Download Joint Development at Downtown Rail Stations U.S.

yes no Was this document useful for you?
   Thank you for your participation!

* Your assessment is very important for improving the work of artificial intelligence, which forms the content of this project

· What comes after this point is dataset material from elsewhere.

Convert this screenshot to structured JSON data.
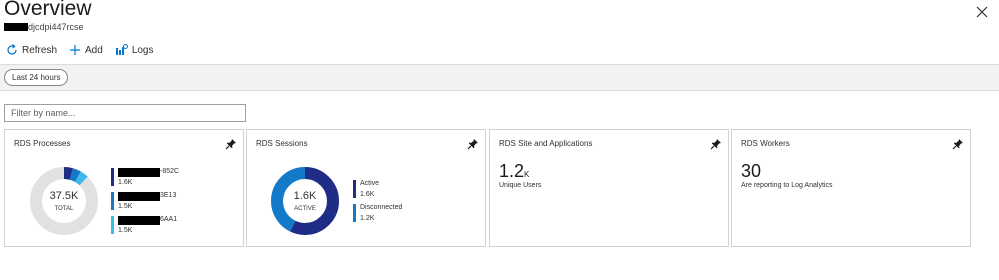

and ticket counters, are located beside the public passageway on the second floor, along with
the food court and the entrance to the shopping mall. (See Figure 3.15) Those floors between
the third and the seventh are occupied by retail shops, and the seventh floor itself
accommodates restaurants. On the eighth floor there is a sports club, and the ninth floor is used
for non-public facilities such as the manager's office.1 8 (See Figure 3.16)
The OSB targeted people who shopped and had dinner in other larger parts of
downtown than Oimachi; i.e., young female commuters, young families, and so on. The mall
offered shops with a slightly higher grade of clothing that would appeal to them.
The OSB was created with the Building Leasing Method of the EJR. The FUR owned
both the land and the building, and leased it to the Tokyo Area Station Building Development
Company (TASBDC), a subsidiary of the EJR. The TASBDC then added interior and the
equipment, and subleased the building to tenants. In this way, all the floors, except those used
for the station and public facilities were managed by the TASBDC.
Because Shinagawa Ward was making such a serious effort to revitalize the station area
of Oimachi, this project was awarded a grant from the local and the national governments. Out
of the total construction cost of Y12 billion ($100 million), Y8 billion ($67 million) was used for
the shopping mall and Y4 billion ($33 million) for the station facilities and the public
passageway. Public funds from Shinagawa Ward and the national government as well went to
defray the costs of the passageway, a total of Y600 million ($5 million). This money was
allocated in proportion to the floor area for each specific purpose. The Complex Infrastructure
Improvement Program (CIIP), which was founded by the Ministry of Construction (MOC) in
1989, was, for the first time, applied to this project. The CIIP basically promised that the
national government and a local government would each pay one third of the construction costs
for a compounded infrastructure which involved public and private sectors or other public
sectors. In the case of the public passageway over the tracks at Oimachi, the national
government, Shinagawa Ward, and the FJR were each expected to spend upwards of Y200
18 Tokyo Area Station Building Company, Summary Report on Oimachi Station Building, 1996. (in Japanese)